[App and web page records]
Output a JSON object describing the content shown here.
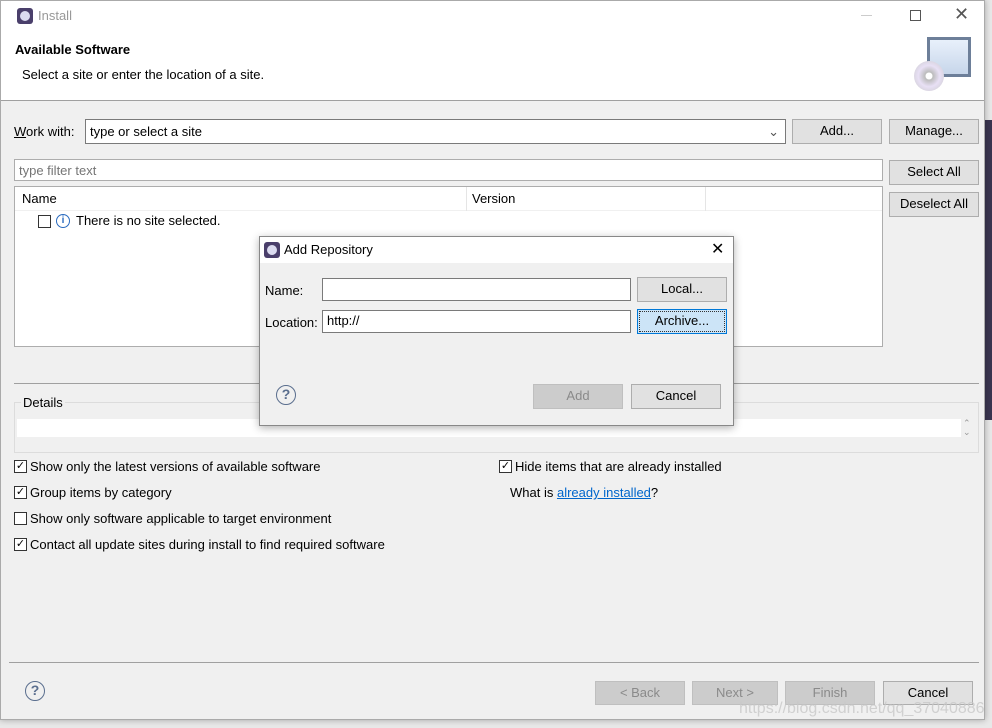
{
  "window": {
    "title": "Install",
    "minimize_icon": "minimize-icon",
    "maximize_icon": "maximize-icon",
    "close_icon": "close-icon"
  },
  "header": {
    "title": "Available Software",
    "subtitle": "Select a site or enter the location of a site."
  },
  "work_with": {
    "label": "Work with:",
    "value": "type or select a site",
    "add_label": "Add...",
    "manage_label": "Manage..."
  },
  "filter": {
    "placeholder": "type filter text",
    "select_all": "Select All",
    "deselect_all": "Deselect All"
  },
  "table": {
    "columns": [
      "Name",
      "Version"
    ],
    "rows": [
      {
        "checked": false,
        "text": "There is no site selected."
      }
    ]
  },
  "details": {
    "label": "Details"
  },
  "options": {
    "latest": {
      "label": "Show only the latest versions of available software",
      "checked": true
    },
    "group": {
      "label": "Group items by category",
      "checked": true
    },
    "applicable": {
      "label": "Show only software applicable to target environment",
      "checked": false
    },
    "contact": {
      "label": "Contact all update sites during install to find required software",
      "checked": true
    },
    "hide": {
      "label": "Hide items that are already installed",
      "checked": true
    },
    "what_is": "What is ",
    "already_installed_link": "already installed",
    "question": "?"
  },
  "footer": {
    "back": "< Back",
    "next": "Next >",
    "finish": "Finish",
    "cancel": "Cancel"
  },
  "dialog": {
    "title": "Add Repository",
    "name_label": "Name:",
    "name_value": "",
    "location_label": "Location:",
    "location_value": "http://",
    "local": "Local...",
    "archive": "Archive...",
    "add": "Add",
    "cancel": "Cancel"
  },
  "watermark": "https://blog.csdn.net/qq_37040886",
  "colors": {
    "link": "#0066cc",
    "focus": "#0078d7",
    "focus_bg": "#cce4f7"
  }
}
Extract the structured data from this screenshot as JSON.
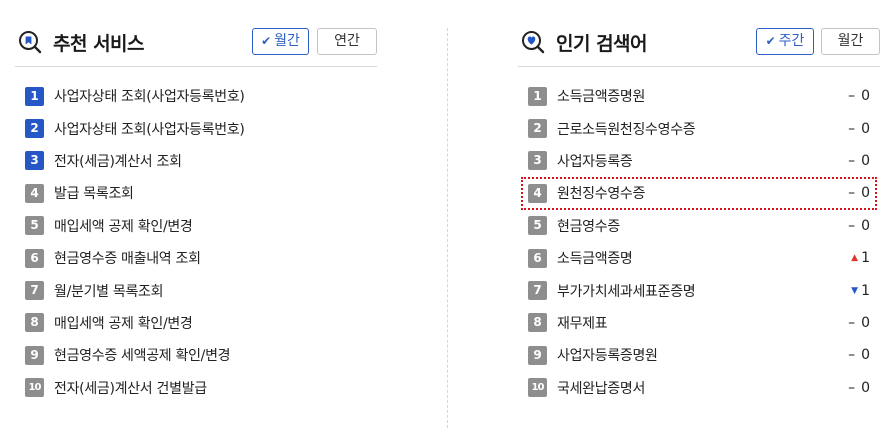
{
  "recommended": {
    "title": "추천 서비스",
    "icon": "bookmark-search-icon",
    "tab_monthly": "월간",
    "tab_yearly": "연간",
    "items": [
      {
        "rank": "1",
        "label": "사업자상태 조회(사업자등록번호)",
        "highlight": true
      },
      {
        "rank": "2",
        "label": "사업자상태 조회(사업자등록번호)",
        "highlight": true
      },
      {
        "rank": "3",
        "label": "전자(세금)계산서 조회",
        "highlight": true
      },
      {
        "rank": "4",
        "label": "발급 목록조회",
        "highlight": false
      },
      {
        "rank": "5",
        "label": "매입세액 공제 확인/변경",
        "highlight": false
      },
      {
        "rank": "6",
        "label": "현금영수증 매출내역 조회",
        "highlight": false
      },
      {
        "rank": "7",
        "label": "월/분기별 목록조회",
        "highlight": false
      },
      {
        "rank": "8",
        "label": "매입세액 공제 확인/변경",
        "highlight": false
      },
      {
        "rank": "9",
        "label": "현금영수증 세액공제 확인/변경",
        "highlight": false
      },
      {
        "rank": "10",
        "label": "전자(세금)계산서 건별발급",
        "highlight": false
      }
    ]
  },
  "popular": {
    "title": "인기 검색어",
    "icon": "heart-search-icon",
    "tab_weekly": "주간",
    "tab_monthly": "월간",
    "items": [
      {
        "rank": "1",
        "label": "소득금액증명원",
        "trend": "none",
        "change": "0"
      },
      {
        "rank": "2",
        "label": "근로소득원천징수영수증",
        "trend": "none",
        "change": "0"
      },
      {
        "rank": "3",
        "label": "사업자등록증",
        "trend": "none",
        "change": "0"
      },
      {
        "rank": "4",
        "label": "원천징수영수증",
        "trend": "none",
        "change": "0"
      },
      {
        "rank": "5",
        "label": "현금영수증",
        "trend": "none",
        "change": "0"
      },
      {
        "rank": "6",
        "label": "소득금액증명",
        "trend": "up",
        "change": "1"
      },
      {
        "rank": "7",
        "label": "부가가치세과세표준증명",
        "trend": "down",
        "change": "1"
      },
      {
        "rank": "8",
        "label": "재무제표",
        "trend": "none",
        "change": "0"
      },
      {
        "rank": "9",
        "label": "사업자등록증명원",
        "trend": "none",
        "change": "0"
      },
      {
        "rank": "10",
        "label": "국세완납증명서",
        "trend": "none",
        "change": "0"
      }
    ]
  },
  "colors": {
    "accent": "#2d5fc4",
    "rank_highlight": "#2557c7",
    "rank_default": "#8e8e8e",
    "trend_up": "#e0322f",
    "trend_down": "#2557c7",
    "focus_outline": "#d8131b"
  }
}
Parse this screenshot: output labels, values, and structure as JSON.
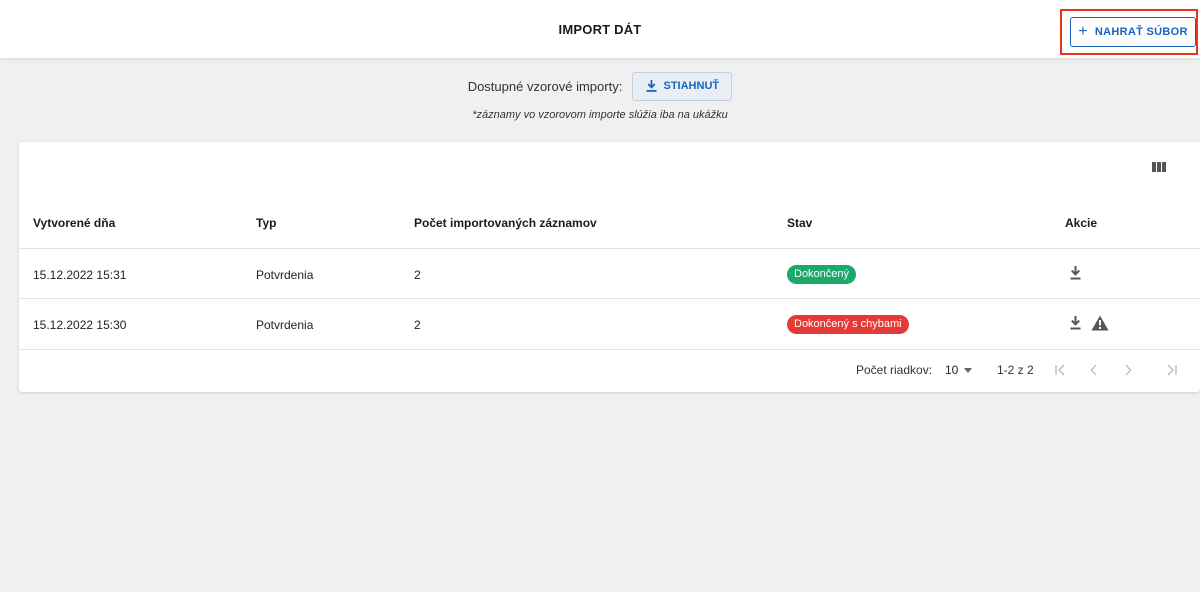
{
  "header": {
    "title": "IMPORT DÁT",
    "upload_label": "NAHRAŤ SÚBOR",
    "upload_icon": "plus-icon"
  },
  "samples": {
    "label": "Dostupné vzorové importy:",
    "download_label": "STIAHNUŤ",
    "download_icon": "download-icon",
    "note": "*záznamy vo vzorovom importe slúžia iba na ukážku"
  },
  "table": {
    "columns_icon": "view-columns-icon",
    "headers": {
      "created": "Vytvorené dňa",
      "type": "Typ",
      "count": "Počet importovaných záznamov",
      "status": "Stav",
      "actions": "Akcie"
    },
    "rows": [
      {
        "created": "15.12.2022 15:31",
        "type": "Potvrdenia",
        "count": "2",
        "status": "Dokončený",
        "status_color": "#1aa86b",
        "actions": [
          "download-icon"
        ]
      },
      {
        "created": "15.12.2022 15:30",
        "type": "Potvrdenia",
        "count": "2",
        "status": "Dokončený s chybami",
        "status_color": "#e53935",
        "actions": [
          "download-icon",
          "warning-icon"
        ]
      }
    ]
  },
  "pagination": {
    "rows_label": "Počet riadkov:",
    "rows_value": "10",
    "range": "1-2 z 2"
  },
  "colors": {
    "accent": "#1565c0",
    "highlight": "#e8341c",
    "success": "#1aa86b",
    "error": "#e53935",
    "background": "#f0f0f0"
  }
}
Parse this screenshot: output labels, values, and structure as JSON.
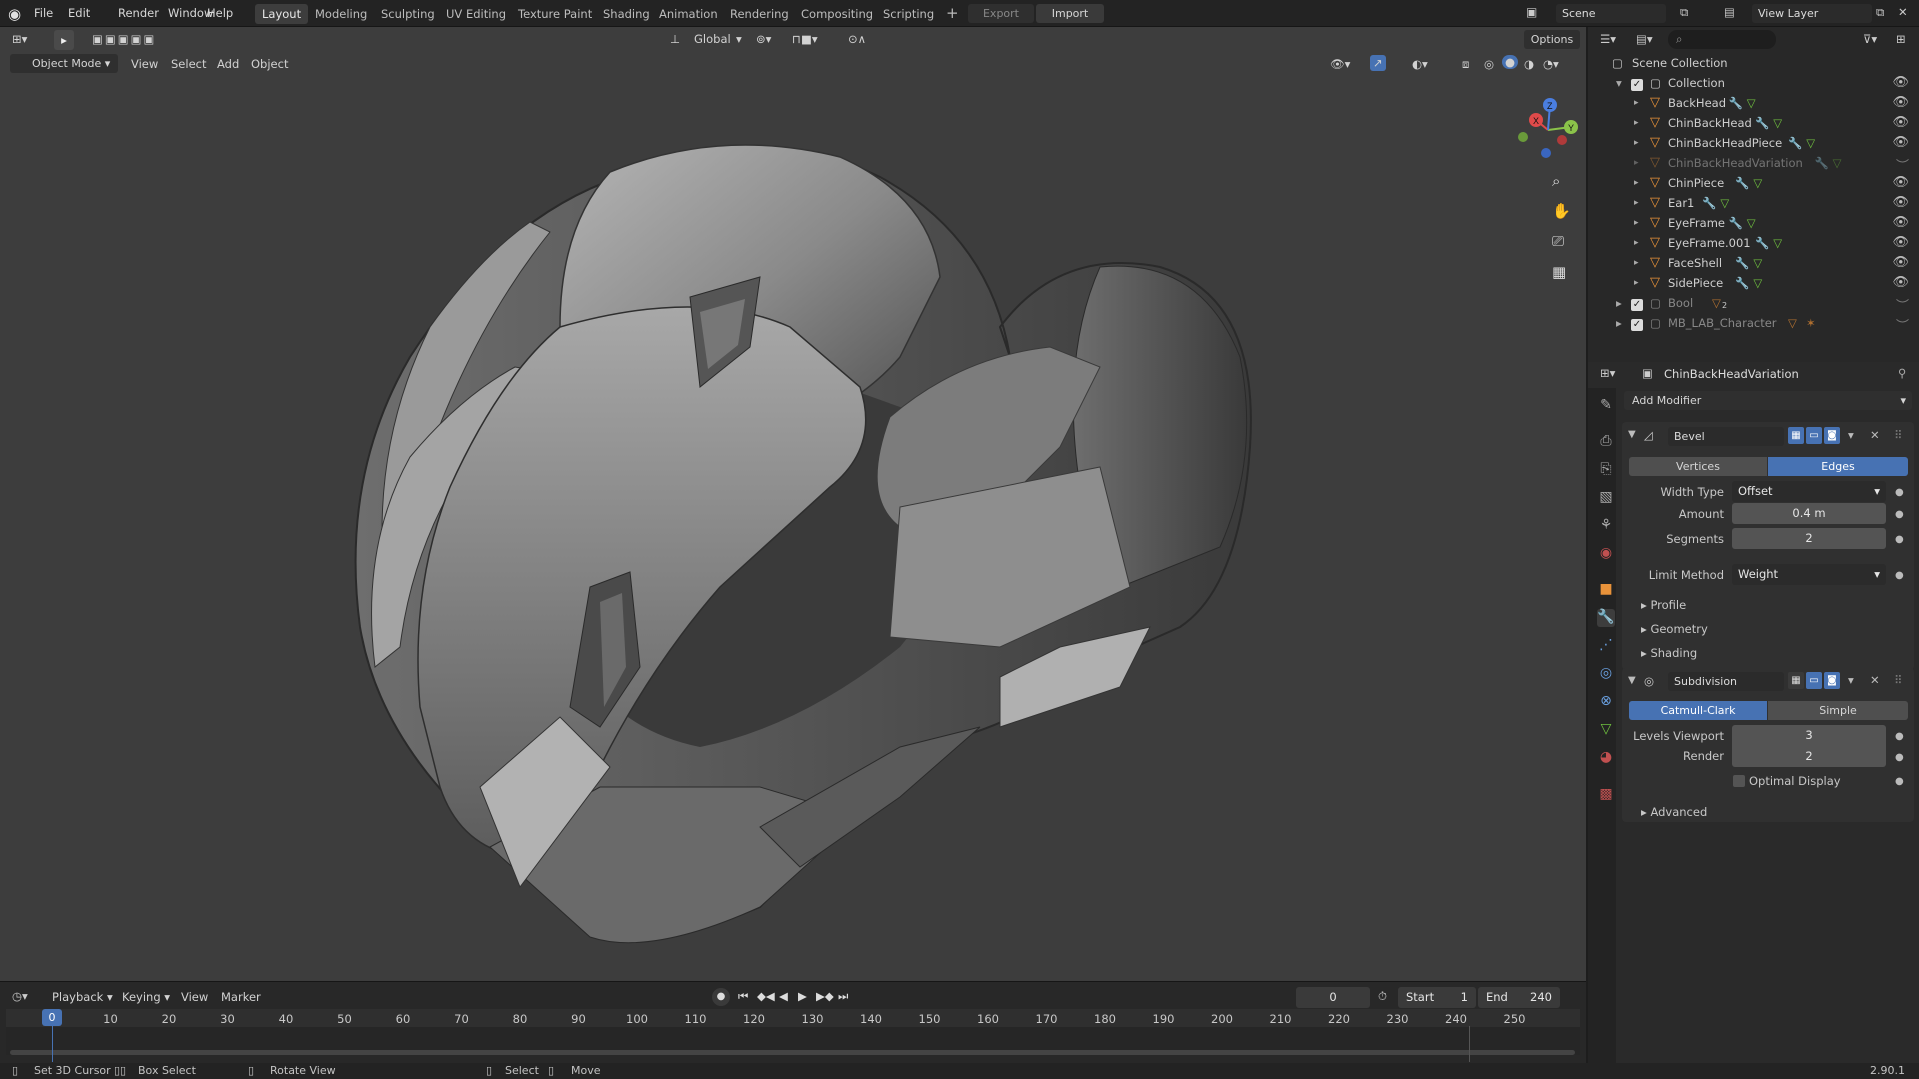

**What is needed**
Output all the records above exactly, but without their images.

**Solved problem**
Output a JSON object describing the content shown here.
{
  "window": {
    "title": "Install",
    "minimize_icon": "minimize-icon",
    "maximize_icon": "maximize-icon",
    "close_icon": "close-icon"
  },
  "header": {
    "title": "Available Software",
    "subtitle": "Select a site or enter the location of a site."
  },
  "work_with": {
    "label": "Work with:",
    "value": "type or select a site",
    "add_label": "Add...",
    "manage_label": "Manage..."
  },
  "filter": {
    "placeholder": "type filter text",
    "select_all": "Select All",
    "deselect_all": "Deselect All"
  },
  "table": {
    "columns": [
      "Name",
      "Version"
    ],
    "rows": [
      {
        "checked": false,
        "text": "There is no site selected."
      }
    ]
  },
  "details": {
    "label": "Details"
  },
  "options": {
    "latest": {
      "label": "Show only the latest versions of available software",
      "checked": true
    },
    "group": {
      "label": "Group items by category",
      "checked": true
    },
    "applicable": {
      "label": "Show only software applicable to target environment",
      "checked": false
    },
    "contact": {
      "label": "Contact all update sites during install to find required software",
      "checked": true
    },
    "hide": {
      "label": "Hide items that are already installed",
      "checked": true
    },
    "what_is": "What is ",
    "already_installed_link": "already installed",
    "question": "?"
  },
  "footer": {
    "back": "< Back",
    "next": "Next >",
    "finish": "Finish",
    "cancel": "Cancel"
  },
  "dialog": {
    "title": "Add Repository",
    "name_label": "Name:",
    "name_value": "",
    "location_label": "Location:",
    "location_value": "http://",
    "local": "Local...",
    "archive": "Archive...",
    "add": "Add",
    "cancel": "Cancel"
  },
  "watermark": "https://blog.csdn.net/qq_37040886",
  "colors": {
    "link": "#0066cc",
    "focus": "#0078d7",
    "focus_bg": "#cce4f7"
  }
}
Extract the structured data from this screenshot as JSON.
{
  "recommended": {
    "title": "추천 서비스",
    "icon": "bookmark-search-icon",
    "tab_monthly": "월간",
    "tab_yearly": "연간",
    "items": [
      {
        "rank": "1",
        "label": "사업자상태 조회(사업자등록번호)",
        "highlight": true
      },
      {
        "rank": "2",
        "label": "사업자상태 조회(사업자등록번호)",
        "highlight": true
      },
      {
        "rank": "3",
        "label": "전자(세금)계산서 조회",
        "highlight": true
      },
      {
        "rank": "4",
        "label": "발급 목록조회",
        "highlight": false
      },
      {
        "rank": "5",
        "label": "매입세액 공제 확인/변경",
        "highlight": false
      },
      {
        "rank": "6",
        "label": "현금영수증 매출내역 조회",
        "highlight": false
      },
      {
        "rank": "7",
        "label": "월/분기별 목록조회",
        "highlight": false
      },
      {
        "rank": "8",
        "label": "매입세액 공제 확인/변경",
        "highlight": false
      },
      {
        "rank": "9",
        "label": "현금영수증 세액공제 확인/변경",
        "highlight": false
      },
      {
        "rank": "10",
        "label": "전자(세금)계산서 건별발급",
        "highlight": false
      }
    ]
  },
  "popular": {
    "title": "인기 검색어",
    "icon": "heart-search-icon",
    "tab_weekly": "주간",
    "tab_monthly": "월간",
    "items": [
      {
        "rank": "1",
        "label": "소득금액증명원",
        "trend": "none",
        "change": "0"
      },
      {
        "rank": "2",
        "label": "근로소득원천징수영수증",
        "trend": "none",
        "change": "0"
      },
      {
        "rank": "3",
        "label": "사업자등록증",
        "trend": "none",
        "change": "0"
      },
      {
        "rank": "4",
        "label": "원천징수영수증",
        "trend": "none",
        "change": "0"
      },
      {
        "rank": "5",
        "label": "현금영수증",
        "trend": "none",
        "change": "0"
      },
      {
        "rank": "6",
        "label": "소득금액증명",
        "trend": "up",
        "change": "1"
      },
      {
        "rank": "7",
        "label": "부가가치세과세표준증명",
        "trend": "down",
        "change": "1"
      },
      {
        "rank": "8",
        "label": "재무제표",
        "trend": "none",
        "change": "0"
      },
      {
        "rank": "9",
        "label": "사업자등록증명원",
        "trend": "none",
        "change": "0"
      },
      {
        "rank": "10",
        "label": "국세완납증명서",
        "trend": "none",
        "change": "0"
      }
    ]
  },
  "colors": {
    "accent": "#2d5fc4",
    "rank_highlight": "#2557c7",
    "rank_default": "#8e8e8e",
    "trend_up": "#e0322f",
    "trend_down": "#2557c7",
    "focus_outline": "#d8131b"
  }
}
Parse this screenshot: output labels, values, and structure as JSON.
{
  "header": {
    "title": "IMPORT DÁT",
    "upload_label": "NAHRAŤ SÚBOR",
    "upload_icon": "plus-icon"
  },
  "samples": {
    "label": "Dostupné vzorové importy:",
    "download_label": "STIAHNUŤ",
    "download_icon": "download-icon",
    "note": "*záznamy vo vzorovom importe slúžia iba na ukážku"
  },
  "table": {
    "columns_icon": "view-columns-icon",
    "headers": {
      "created": "Vytvorené dňa",
      "type": "Typ",
      "count": "Počet importovaných záznamov",
      "status": "Stav",
      "actions": "Akcie"
    },
    "rows": [
      {
        "created": "15.12.2022 15:31",
        "type": "Potvrdenia",
        "count": "2",
        "status": "Dokončený",
        "status_color": "#1aa86b",
        "actions": [
          "download-icon"
        ]
      },
      {
        "created": "15.12.2022 15:30",
        "type": "Potvrdenia",
        "count": "2",
        "status": "Dokončený s chybami",
        "status_color": "#e53935",
        "actions": [
          "download-icon",
          "warning-icon"
        ]
      }
    ]
  },
  "pagination": {
    "rows_label": "Počet riadkov:",
    "rows_value": "10",
    "range": "1-2 z 2"
  },
  "colors": {
    "accent": "#1565c0",
    "highlight": "#e8341c",
    "success": "#1aa86b",
    "error": "#e53935",
    "background": "#f0f0f0"
  }
}
Parse this screenshot: output labels, values, and structure as JSON.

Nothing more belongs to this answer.